Opinion & Features

Albania returns to the fold

A cross bearing photographs of the 38 martyrs at a roundabout in Shkodër (AP)

For the Catholics of Albania, the past year has been remarkable. In December 2015 came the news of the death of Archbishop Rrok Mirdita of Tirana, the principal figure in the restoration of Catholicism after communism. He had been ordained by St John Paul II in April 1993 during the pope’s visit to a nation that had suffered by far the most severe religious persecution of any country in modern times.

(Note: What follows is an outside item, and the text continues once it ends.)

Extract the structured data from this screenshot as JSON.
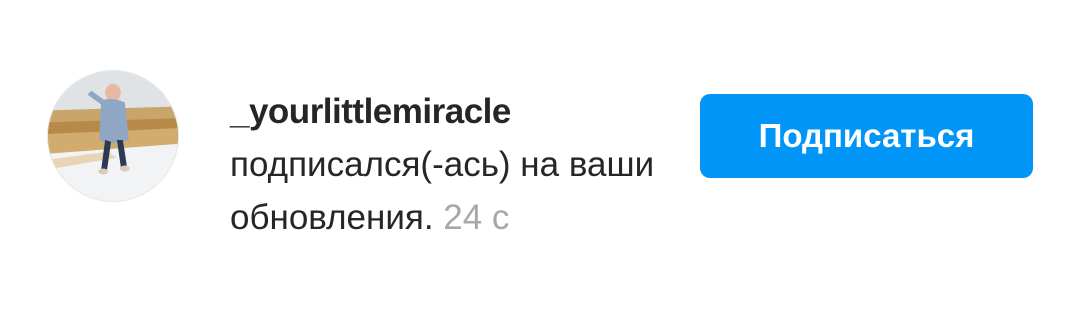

Then this year, on September 4, Pope Francis canonised Mother Teresa of Calcutta, an ethnic Albanian. She had been born in Skopje, now the capital of Macedonia, in 1910, two years before the emergence of the modern state of Albania after 500 years of Ottoman rule.

Another significant event was the nomination as a cardinal of Fr Ernest Troshani Simoni, an 88-year-old priest who spent 28 years in labour camps. Pope Francis was moved to tears when the two men met in Tirana in 2014. Fr Simoni will receive his red hat on November 19.

Finally, last Saturday Vatican Cardinal Angelo Amato beatified 38 martyrs of the communist era in Shkodër Cathedral.

Albania is the size of Wales, with a population of nearly three million. Albanians living in neighbouring countries and worldwide number roughly eight million. There are about 30,000 in Britain.

Albania was one of the oldest Christian civilisations, but on account of the Turkish occupation it is now the only majority Muslim country in Europe, with a minority of Catholics, predominantly in the north, and Orthodox, chiefly in the south.

The communist regimes of Enver Hoxha (1945-1985) and Ramiz Alia (1985-1991) ensured Albania’s isolation from the rest of the world. The communists launched a severe religious persecution which intensified in 1967 when Albania was declared to be the world’s first atheist state. Churches and mosques were either destroyed or given over to secular use. The Cathedral of St Stephen in Shkodër, consecrated in 1867, was turned into a sports hall. Parents had to baptise their children secretly and the use of Christian names was banned.

The newly beatified Albanian martyrs were mostly priests (many of them Franciscans). But they also included two laymen, a seminarian and an aspirant Franciscan Sister. Some of the martyrs were humiliated in show trials before they were put to death. Others were summarily executed or died in prison. Torture and executions were conducted on a massive scale at the former Franciscan college in Shkodër, just one of many communist prisons in the city. The college is now a museum to the suffering of Albanians during the Hoxha years and some of the cells bear portraits of the victims adorned with crucifixes, rosaries and candles. The torture chamber has been preserved and it was there, in what had once been their school and seminary, that some of the priest-martyrs were brutally interrogated.

After religious freedom was restored at Christmas 1990, Italy took particular responsibility for re-establishing Catholicism in Albania. But today the clergy and Religious include a growing number of Albanians. The seminary in Shkodër, which serves the whole country, has about 25 students.

Albanian Catholics in Britain and Belgium are served by Fr Gary Walsh, a Canadian priest who has worked among Albanians in Greece and Albania itself, and whose command of the language is astonishing. Mass is celebrated weekly in Albanian in London and monthly in Brussels.

My own interest in Albania began in the 1970s, when I listened to Radio Tirana’s propaganda broadcasts in English. Then, in the 1990s, I heard about the terrible persecution the faithful had endured from a fellow priest who had visited post-communist Albania.

In 2000 I was a concelebrant at a Mass with Archbishop Mirdita in London. I took Albanian refugees living in the Essex parish in which I was serving to the Mass. The archbishop then came to Brentwood to meet Albanians in the diocese (the then Bishop of Brentwood, Bishop Thomas McMahon, had visited Tirana in 1999). When I served in the London Borough of Newham, I came to know many Albanian families.

When I made my first visit to Albania in 2015, I decided that I would try to learn the language. It’s the hardest I have ever attempted. Last July I celebrated my first liturgy in Albanian, officiating at a wedding in Shkodër Cathedral. I was told that I was the first English priest to do so there, and I replied that I might well be the last given my poor command of the language.

We must hope that the Albanian martyrs will become known around the world and particularly among British Catholics, who have their own history of martyrdom. Many of the martyrs went to their deaths with these words on their lips: Rroftë Krishti Mbret! – “Long live Christ the King!” May the faith continue to grow in this once atheist land.